How to Avoid Burnout as a Freelance Writer
As a freelance writer, I know how easy it is to become burned out from doing the same work over and over. In fact, I am just now recovering from a six month period of burnout. Nonetheless, if writing is what helps pay the bills, it is important for a freelancer to be on their “A” game as much as possible. Take it from me—burning out will cost you money! Here are some tips to help prevent and work through burnout.
The energy and fervor that a new freelancer brings to the table each day is a wonderful thing. However, entering into the full-time freelance writing world without developing the stamina and work schedule necessary to be successful in the field is the kiss of death. The lure of more money and opportunities can easily cause a new freelancer to overextend their resources. I recommend giving freelance writing a whirl during free time before committing to it on a full-time basis. If nothing else, write just one article a day for a week or two, and then build up the commitment from there. Find a pace that is comfortable and sustainable for the long term. This may mean writing no more than four or five articles per day. Only you can determine what works for your schedule and your energy level.
Have Other Gigs
If you possess skills in other areas besides writing, try diversifying your work schedule to include other work from home jobs. Once I burned out from freelance writing, I was completely unemployed for two months. eBay, a service I have used on a part time basis for over 10 years as a seller, became my only stream of income. I finally realized that I needed to utilize my information and teaching skills. As a former librarian, I decided to take indexing classes, enabling me to index books for publishers on a contract basis. On top of this, I started offering my skills as a genealogy and family history researcher online. Finally, I found steady work as an adjunct at an online university. Writing need only be one aspect of a successful freelancer’s portfolio!
Do Things You Love
One of the things that caused me to burn out from freelance writing was a lack of passion for the work I was generating. I started to associate the art of writing with drudgery, instead of treating it as the joy it once was. The antidote to this malaise involves taking the time each day, or as often as possible, to work on a writing project you love. In between writing keyword-rich content, I take an hour out daily to brainstorm for, write, or edit the novel I am working on. Even if your work is not The Great American Novel, creating something valuable to you will rejuvenate the mind and the body.
Take a Vacation
It sounds cliché, but it works: taking a vacation will clear the mind and relax the body.

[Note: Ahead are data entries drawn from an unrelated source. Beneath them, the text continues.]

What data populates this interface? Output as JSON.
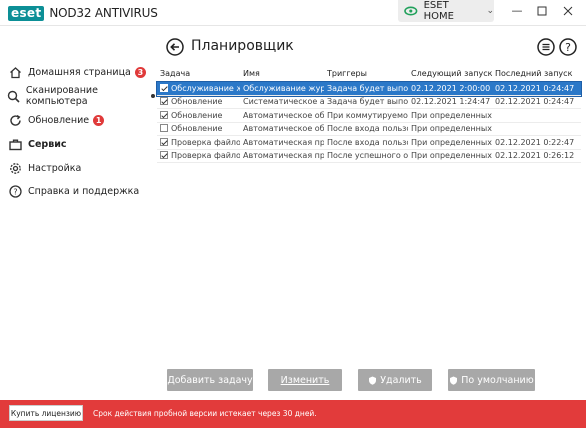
{
  "app": {
    "logo_text": "eset",
    "product_name": "NOD32 ANTIVIRUS",
    "home_button": "ESET HOME"
  },
  "sidebar": {
    "items": [
      {
        "label": "Домашняя страница",
        "badge": "3",
        "icon": "home-icon"
      },
      {
        "label": "Сканирование компьютера",
        "icon": "search-icon"
      },
      {
        "label": "Обновление",
        "badge": "1",
        "icon": "refresh-icon"
      },
      {
        "label": "Сервис",
        "icon": "briefcase-icon"
      },
      {
        "label": "Настройка",
        "icon": "gear-icon"
      },
      {
        "label": "Справка и поддержка",
        "icon": "help-icon"
      }
    ]
  },
  "page": {
    "title": "Планировщик"
  },
  "table": {
    "headers": [
      "Задача",
      "Имя",
      "Триггеры",
      "Следующий запуск",
      "Последний запуск"
    ],
    "rows": [
      {
        "checked": true,
        "task": "Обслуживание ж...",
        "name": "Обслуживание журна...",
        "trigger": "Задача будет выполн...",
        "next": "02.12.2021 2:00:00",
        "last": "02.12.2021 0:24:47",
        "selected": true
      },
      {
        "checked": true,
        "task": "Обновление",
        "name": "Систематическое авт...",
        "trigger": "Задача будет выполн...",
        "next": "02.12.2021 1:24:47",
        "last": "02.12.2021 0:24:47",
        "selected": false
      },
      {
        "checked": true,
        "task": "Обновление",
        "name": "Автоматическое обн...",
        "trigger": "При коммутируемом ...",
        "next": "При определенных ус...",
        "last": "",
        "selected": false
      },
      {
        "checked": false,
        "task": "Обновление",
        "name": "Автоматическое обн...",
        "trigger": "После входа пользова...",
        "next": "При определенных ус...",
        "last": "",
        "selected": false
      },
      {
        "checked": true,
        "task": "Проверка файло...",
        "name": "Автоматическая пров...",
        "trigger": "После входа пользова...",
        "next": "При определенных ус...",
        "last": "02.12.2021 0:22:47",
        "selected": false
      },
      {
        "checked": true,
        "task": "Проверка файло...",
        "name": "Автоматическая пров...",
        "trigger": "После успешного обн...",
        "next": "При определенных ус...",
        "last": "02.12.2021 0:26:12",
        "selected": false
      }
    ]
  },
  "buttons": {
    "add": "Добавить задачу",
    "edit": "Изменить",
    "delete": "Удалить",
    "default": "По умолчанию"
  },
  "footer": {
    "license_button": "Купить лицензию",
    "message": "Срок действия пробной версии истекает через 30 дней."
  },
  "colors": {
    "accent": "#0c8f96",
    "selection": "#2b78c8",
    "footer": "#e23b3b",
    "badge": "#e03a3a",
    "button": "#a8a8a8"
  }
}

For best results, take at least a week off from writing every 2-3 months. Remember that, as freelancers, we truly have the luxury to be able to set hours as we see fit. Going away for a few days, or even having a “staycation,” may just be the fix for your sanity. The best vacations are physical. Go rock climbing, surfing, swimming, or take a ski holiday. The last thing you want to do on your vacation is to sit around for hours on end like you do when working.
Have a Social Life
It is easy to become cut off from society at large when working from home. Having an active social life outside of work is critical to being a successful freelancer. Conversing with people is a basic human need that must be met. Finding friends as a freelancer can be challenging, as we cannot draw upon the interoffice social network. Taking classes, attending local gallery openings and other cultural events, and connecting with people at your place of worship are all great ideas for meeting new people. Setting up shop at your local coffeehouse occasionally can also help. Meeting people outside of your profession is a good way of generating new ideas—a very practical application of this advice! If you are single, make a profile on a dating website. If, like many writers, you are of the nerdier persuasion, try OkCupid for both dates and new friends. It is completely free!
Revisit the Old Grind
If you had a day job prior to becoming a freelancer, try revisiting the old grind for just one day. Get up at whatever time you used to wake up, shower, get dressed in your fancy clothes, and set off on the road. Make sure you leave the house in time for rush hour traffic! Think about the money wasted on gas, the expensive clothing necessary to look “professional,” and the frustration experienced out on the freeway during rush hour traffic. Doing this for one morning may help you appreciate your current job more.
In conclusion, the life of a freelancer is not always sunshine and roses. Like those that work in other professions, freelance writers can suffer from burnout. The next time you feel tired and hopeless, take these steps to help ease away the tiredness and frustration that can come from this line of work. You will be happier for it!